The man who runs the nation’s largest jail system came to Washington on Monday to promote what he considers a potent tool in crime-fighting: universal pre-school.

Los Angeles County Sheriff Leroy Baca is heading a lobbying effort by more than 1,000 police chiefs, sheriffs and prosecutors to convince Congress to enact the Obama administration’s plan to expand preschool to every 4-year-old in the country.

“Either you have to pay now (for preschool), or you’re going to have to pay a guy like me later,” Baca said. He oversees a jail system with 19,000 inmates.

About 60 percent of those behind bars in Los Angeles are high school dropouts, said Baca, adding that many struggled in school because they did not have the benefit of preschool during their earliest years.

“When children go to preschool, they get to kindergarten with social confidence,” said Baca, 71, who worked as a part-time teacher in middle and high school and adult education classes for 30 years, in addition to his criminal justice career.

“They’re more sensitive about others,” Baca said. “You don’t steal from people as easily (if you attend preschool), you’re not as destructive, you acquire the skills to be socially engaged at an early age.”

Advances in neuroscience over the past decade suggest that the window between birth and age 5 is a critical period of rapid learning and brain development.

“I would rather invest in children than in jails,” said Baca, who is heading a new group known as Fight Crime: Invest in Kids.

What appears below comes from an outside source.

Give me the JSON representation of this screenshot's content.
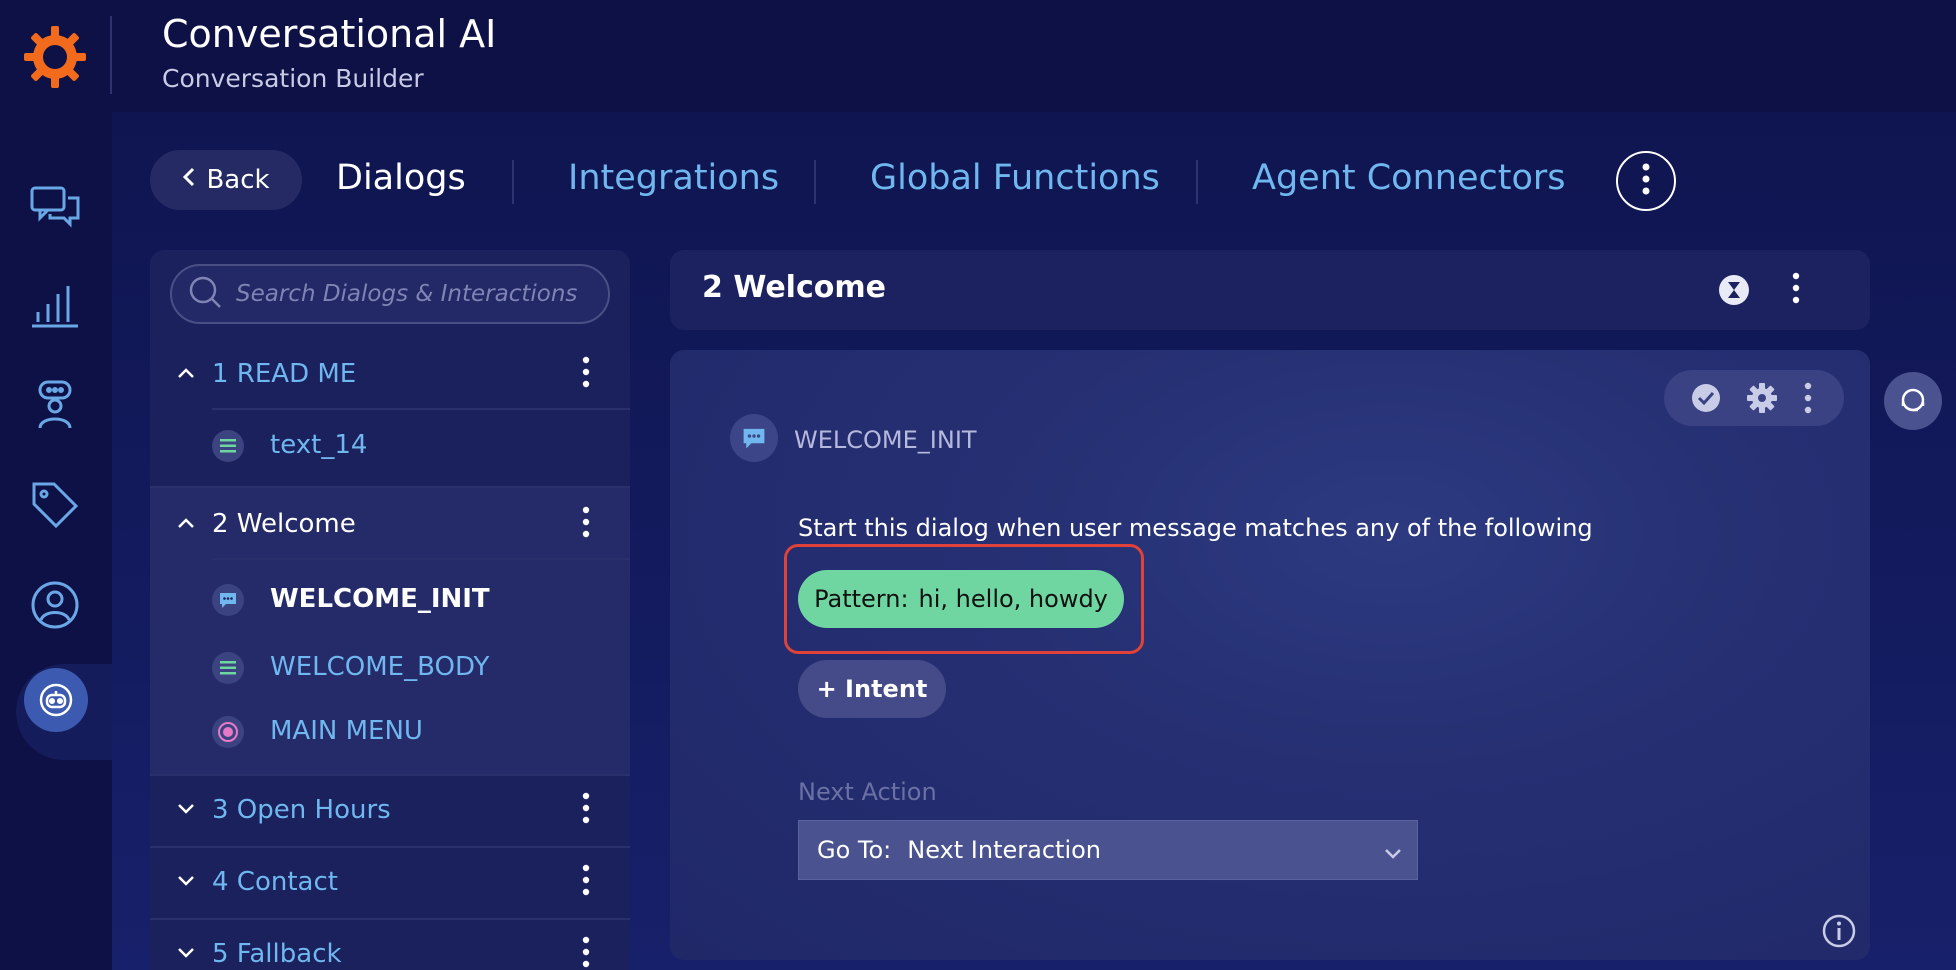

The Los Angeles County jail spends about $35,000 a year to house and feed each inmate, he said.

President Obama has made a sweeping expansion of preschool education a priority for his second term. He wants to see universal preschool for 4-year-olds, saying that quality early childhood education pays huge dividends by boosting graduation rates, reducing teen pregnancy and bringing down violent crime. Early education for low-income children is estimated to generate $4 to $11 in benefits for every dollar spent on the program, according to a 2011 cost-benefit analysis funded by the National Institutes of Health.

Obama wants to raise $75 billion over the next decade for the plan by doubling the federal tax on cigarettes from $1.01 to $1.95 per pack. They money would allow all low-income and some moderate-income 4-year-olds to attend preschool.

The plan would expand such preschool services to 1.1 million additional 4-year-olds, according to the Education Department.

That idea has been attacked by tobacco companies and is anathema to many anti-tax Republicans.

The administration has said the plan will be a partnership with the states. In the first two years, the federal government would pay 91 percent of the costs, with participating states paying 9 percent. The ratio would gradually shift until the states are paying 75 percent and the federal government 25 percent by the 10th year.

In addition to preschool, Obama is seeking $15 billion for education programs for babies and toddlers.

Four Democratic senators — Patty Murray (Washington), Tom Harkin (Iowa), Bob Casey (Pennsylvania) and Mazie Hirono (Hawaii) — are working on legislation that would incorporate Obama’s preschool plan.

Nearly half of all 4-year-olds and about 20 percent of 3-year-olds were enrolled in state-funded or federally funded preschool programs in 2011, according to the National Institute for Early Education Research at Rutgers University. Those state-funded programs cost taxpayers about $5.5 billion, an average of about $5,000 per child.

The 2008 recession slowed or halted growth of programs, but in recent months, lawmakers in several states have been talking about how to expand access to preschool. In 2013, 24 states either debated expanding or expanded state-funded preschool programs, according to Fight Crime: Invest in Kids. More than half of those states have Republican governors, the group said.

Still, 10 states do not fund preschool of any kind. Several, including Indiana, do not compel children to attend kindergarten, so some children first enroll in school in first grade at ages 6 or 7.

Baca helped create a program that allows inmates to receive an education while behind bars.

Five of those inmates have asked a judge to extend their sentence so they can finish their studies and receive a high school diploma, Baca said.

Of the inmates who spent their time in jail learning, 19 percent ended up returning to jail, or half the recidivism rate of the general jail population, he said.